Andrei went back to his car, annoyed. “SHIT!!! Where else would Yura go… SAVEL’EVKA! Where his mother is buried…” He took of, heading towards the little village of Savel’evka. He arrived and found the graveyard where Yura’s mama was buried. He walked into it, and saw Yura, laying next to his mother’s headstone, asleep, freezing cold and wet from the snow. However, to Andrei, he looked dead. “No.. please.. tell me he’s only sleeping.” he said to himself, running over to Yura. He began to shake him. “Wake up!! … come on, Yurochka!! This isn’t funny!!” It wasn’t working. Andrei held him in his arms, and began to cry. “Yura.. please… wake up.” “…not now Mama…” Yura said sleepily. Andrei shook him again, gently, causing him to wake up. “Drunia!! You’re.. you’re crying. What’s wrong?” Yura asked, kissing him. “Nothing, мой дождик. I’m fine! Are you okay?” “Yeah. I’m fine. Cold, that’s all.” Andrei snuggled Yura close. “Why’d you run off?” “I needed to. It’s just I really love you and Elena. I don’t know what to do.” “I’m sorry, Yurochka. I pretty much forced you into this…” “What?! No you didn’t! And, anyways… what Lena doesn’t know won’t hurt her.” Yura said, kissing him.

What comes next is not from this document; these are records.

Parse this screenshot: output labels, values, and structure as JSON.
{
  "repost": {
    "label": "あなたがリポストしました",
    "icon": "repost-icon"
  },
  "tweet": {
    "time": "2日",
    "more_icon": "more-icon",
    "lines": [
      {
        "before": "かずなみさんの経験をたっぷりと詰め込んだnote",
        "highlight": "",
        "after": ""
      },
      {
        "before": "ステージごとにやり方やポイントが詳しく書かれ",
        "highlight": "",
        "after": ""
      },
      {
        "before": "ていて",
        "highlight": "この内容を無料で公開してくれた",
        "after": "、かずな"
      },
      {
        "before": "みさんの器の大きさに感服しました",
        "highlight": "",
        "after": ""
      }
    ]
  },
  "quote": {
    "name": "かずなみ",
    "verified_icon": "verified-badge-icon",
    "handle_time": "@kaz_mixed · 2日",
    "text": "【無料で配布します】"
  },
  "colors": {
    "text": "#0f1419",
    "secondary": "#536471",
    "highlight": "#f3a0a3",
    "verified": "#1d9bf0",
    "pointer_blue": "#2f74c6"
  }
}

They got in the car, and Andrei pulled out his cell phone. “I’d better call Kuzia…” he said, dialing the number. Meanwhile, at home, Kuzia and Elena were sitting on the couch, anxious. “I should’ve just accepted his proposal… none of this would’ve happened.” Lena said, crying. Kuzia’s phone rang, and he quickly answered it. “Drunia! Tell me you have good news!” “Yep. I found him.” Yura snatched the phone from Andrei. “Hey Kuzia!” he said, propping his feet up on the dashboard of the car. “Yuri Vasilevich!! You better have a damn good reason for running off!” Kuzia said, yelling at him more out of worry and annoyance than anger. “Yeah. I do. I wanted to be with my mama. Is that so bad?” Yura hung up the phone and handed it back to Andrei. Andrei felt bad. “…I’m sorry, Yurochka. If I would’ve known, I would’ve left you there a bit longer.” “It’s okay, Drunia…” he said, taking Andrei’s hand. They looked into each others eyes. “Yura. I love you.” Yura smiled. “I love you too! Take me home?” “Okay.” Andrei said, driving off.
Okay, the thing about Bashkirs hating Russians and people who are half-Bashkir/half-Russian isn’t true as far as I know. I only used it for dramatic effect in the story. I mean no offense to the Bashkir people 🙂